ABOUT THIS EXERCISE:
How many of the lines below hold the word "image"? Answer only with the number.

* * * * *

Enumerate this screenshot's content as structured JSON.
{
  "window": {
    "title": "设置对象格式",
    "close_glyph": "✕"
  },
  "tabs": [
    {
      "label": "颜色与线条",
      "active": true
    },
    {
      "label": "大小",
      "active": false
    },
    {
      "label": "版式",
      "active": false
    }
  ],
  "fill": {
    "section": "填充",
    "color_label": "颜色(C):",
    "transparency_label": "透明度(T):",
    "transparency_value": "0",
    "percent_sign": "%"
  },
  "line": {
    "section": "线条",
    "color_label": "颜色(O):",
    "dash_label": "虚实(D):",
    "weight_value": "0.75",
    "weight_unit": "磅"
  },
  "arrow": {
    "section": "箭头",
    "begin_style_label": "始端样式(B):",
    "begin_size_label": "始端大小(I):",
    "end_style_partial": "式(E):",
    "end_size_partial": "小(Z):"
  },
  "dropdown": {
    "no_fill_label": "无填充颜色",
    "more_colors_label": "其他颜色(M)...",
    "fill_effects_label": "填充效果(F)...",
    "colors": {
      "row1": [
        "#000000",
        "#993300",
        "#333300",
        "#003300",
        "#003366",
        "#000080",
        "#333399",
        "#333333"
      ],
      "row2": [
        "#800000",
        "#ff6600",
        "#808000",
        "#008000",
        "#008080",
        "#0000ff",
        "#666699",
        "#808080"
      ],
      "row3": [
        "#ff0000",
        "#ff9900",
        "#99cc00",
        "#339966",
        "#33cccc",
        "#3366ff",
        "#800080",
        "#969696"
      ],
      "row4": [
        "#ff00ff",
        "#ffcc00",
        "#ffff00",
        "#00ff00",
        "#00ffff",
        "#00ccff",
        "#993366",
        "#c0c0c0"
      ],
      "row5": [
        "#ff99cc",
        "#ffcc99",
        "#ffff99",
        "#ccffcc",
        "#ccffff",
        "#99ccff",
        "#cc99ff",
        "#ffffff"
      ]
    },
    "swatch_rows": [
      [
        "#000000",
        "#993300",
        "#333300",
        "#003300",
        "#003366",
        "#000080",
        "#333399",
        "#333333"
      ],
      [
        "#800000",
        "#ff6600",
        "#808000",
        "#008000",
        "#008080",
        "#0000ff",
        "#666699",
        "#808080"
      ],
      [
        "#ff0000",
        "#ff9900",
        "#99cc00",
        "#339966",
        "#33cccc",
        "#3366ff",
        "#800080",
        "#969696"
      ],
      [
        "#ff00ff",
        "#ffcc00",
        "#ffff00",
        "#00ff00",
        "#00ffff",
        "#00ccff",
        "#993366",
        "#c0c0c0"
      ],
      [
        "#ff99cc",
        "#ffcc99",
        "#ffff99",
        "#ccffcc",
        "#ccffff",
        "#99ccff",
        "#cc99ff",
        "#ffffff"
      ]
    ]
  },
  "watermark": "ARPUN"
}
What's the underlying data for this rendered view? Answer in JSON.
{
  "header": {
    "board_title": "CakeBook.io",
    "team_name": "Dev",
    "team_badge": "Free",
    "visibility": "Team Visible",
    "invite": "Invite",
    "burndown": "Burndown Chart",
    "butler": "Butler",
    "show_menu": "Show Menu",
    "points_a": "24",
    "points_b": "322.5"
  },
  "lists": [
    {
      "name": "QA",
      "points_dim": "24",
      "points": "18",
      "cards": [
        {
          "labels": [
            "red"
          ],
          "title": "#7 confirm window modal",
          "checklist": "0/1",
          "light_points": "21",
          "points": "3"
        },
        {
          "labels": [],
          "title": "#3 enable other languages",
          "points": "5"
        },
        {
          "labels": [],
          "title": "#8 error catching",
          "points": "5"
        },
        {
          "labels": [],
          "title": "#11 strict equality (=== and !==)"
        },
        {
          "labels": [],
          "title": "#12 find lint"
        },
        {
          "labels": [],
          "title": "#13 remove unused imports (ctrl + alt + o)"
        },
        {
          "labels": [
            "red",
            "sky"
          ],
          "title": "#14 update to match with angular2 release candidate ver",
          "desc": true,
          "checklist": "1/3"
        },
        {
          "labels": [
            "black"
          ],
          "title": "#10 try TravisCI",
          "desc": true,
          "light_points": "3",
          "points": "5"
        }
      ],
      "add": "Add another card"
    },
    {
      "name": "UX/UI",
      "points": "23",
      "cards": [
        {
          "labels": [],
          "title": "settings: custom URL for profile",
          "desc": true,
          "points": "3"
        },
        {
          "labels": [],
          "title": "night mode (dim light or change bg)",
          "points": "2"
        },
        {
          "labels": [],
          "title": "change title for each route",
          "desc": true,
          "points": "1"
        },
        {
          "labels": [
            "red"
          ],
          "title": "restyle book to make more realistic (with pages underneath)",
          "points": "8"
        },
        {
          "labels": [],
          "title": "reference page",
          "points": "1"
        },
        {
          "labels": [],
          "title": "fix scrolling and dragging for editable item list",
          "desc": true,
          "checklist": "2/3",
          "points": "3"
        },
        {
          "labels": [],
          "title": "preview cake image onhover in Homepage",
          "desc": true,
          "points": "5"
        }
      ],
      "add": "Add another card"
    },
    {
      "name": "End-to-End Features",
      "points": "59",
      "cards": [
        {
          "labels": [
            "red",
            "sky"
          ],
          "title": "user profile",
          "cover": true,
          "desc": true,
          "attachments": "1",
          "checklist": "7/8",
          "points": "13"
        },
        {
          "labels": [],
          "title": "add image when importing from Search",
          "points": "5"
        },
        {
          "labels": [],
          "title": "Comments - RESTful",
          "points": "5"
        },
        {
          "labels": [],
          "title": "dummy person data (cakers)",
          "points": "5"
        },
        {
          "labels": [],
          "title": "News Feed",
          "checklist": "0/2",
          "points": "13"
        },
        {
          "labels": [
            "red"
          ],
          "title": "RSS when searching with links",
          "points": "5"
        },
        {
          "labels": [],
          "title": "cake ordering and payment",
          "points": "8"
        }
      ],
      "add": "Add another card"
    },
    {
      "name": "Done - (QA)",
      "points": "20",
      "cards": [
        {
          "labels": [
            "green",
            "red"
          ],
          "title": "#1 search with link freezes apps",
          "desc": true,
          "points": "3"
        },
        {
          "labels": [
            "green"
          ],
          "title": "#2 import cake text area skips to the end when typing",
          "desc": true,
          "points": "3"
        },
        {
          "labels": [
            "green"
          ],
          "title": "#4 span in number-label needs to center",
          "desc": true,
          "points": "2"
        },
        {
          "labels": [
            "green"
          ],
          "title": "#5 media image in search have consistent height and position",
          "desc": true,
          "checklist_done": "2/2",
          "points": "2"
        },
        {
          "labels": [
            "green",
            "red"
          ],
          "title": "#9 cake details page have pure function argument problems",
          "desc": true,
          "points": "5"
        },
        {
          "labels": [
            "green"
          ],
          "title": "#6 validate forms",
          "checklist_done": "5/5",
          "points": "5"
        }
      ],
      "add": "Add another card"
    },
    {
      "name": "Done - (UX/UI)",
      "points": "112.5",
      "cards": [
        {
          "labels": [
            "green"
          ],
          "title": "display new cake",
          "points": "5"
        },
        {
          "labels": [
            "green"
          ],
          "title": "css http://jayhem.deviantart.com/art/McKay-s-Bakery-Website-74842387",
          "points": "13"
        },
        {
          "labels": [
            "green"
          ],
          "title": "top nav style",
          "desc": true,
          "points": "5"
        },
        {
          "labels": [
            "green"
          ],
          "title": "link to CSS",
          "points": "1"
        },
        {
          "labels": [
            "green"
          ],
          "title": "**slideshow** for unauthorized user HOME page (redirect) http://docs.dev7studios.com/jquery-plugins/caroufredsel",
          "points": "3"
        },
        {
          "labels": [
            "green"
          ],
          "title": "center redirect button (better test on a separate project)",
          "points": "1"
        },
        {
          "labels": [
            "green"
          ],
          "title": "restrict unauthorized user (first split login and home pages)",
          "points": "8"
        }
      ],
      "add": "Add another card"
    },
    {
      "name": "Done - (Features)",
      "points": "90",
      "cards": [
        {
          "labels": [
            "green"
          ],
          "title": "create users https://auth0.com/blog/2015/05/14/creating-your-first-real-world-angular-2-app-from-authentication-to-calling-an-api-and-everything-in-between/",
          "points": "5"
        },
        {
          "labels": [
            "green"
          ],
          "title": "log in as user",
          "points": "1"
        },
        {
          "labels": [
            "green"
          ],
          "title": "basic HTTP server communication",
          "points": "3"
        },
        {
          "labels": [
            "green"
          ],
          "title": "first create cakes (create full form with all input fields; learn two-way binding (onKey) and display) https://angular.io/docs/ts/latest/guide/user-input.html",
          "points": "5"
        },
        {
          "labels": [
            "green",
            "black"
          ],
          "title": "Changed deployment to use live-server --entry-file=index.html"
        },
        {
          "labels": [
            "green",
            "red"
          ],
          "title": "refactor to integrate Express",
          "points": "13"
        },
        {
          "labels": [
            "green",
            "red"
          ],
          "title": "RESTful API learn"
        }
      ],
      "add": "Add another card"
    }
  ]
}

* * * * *

ANSWER SPACE:
3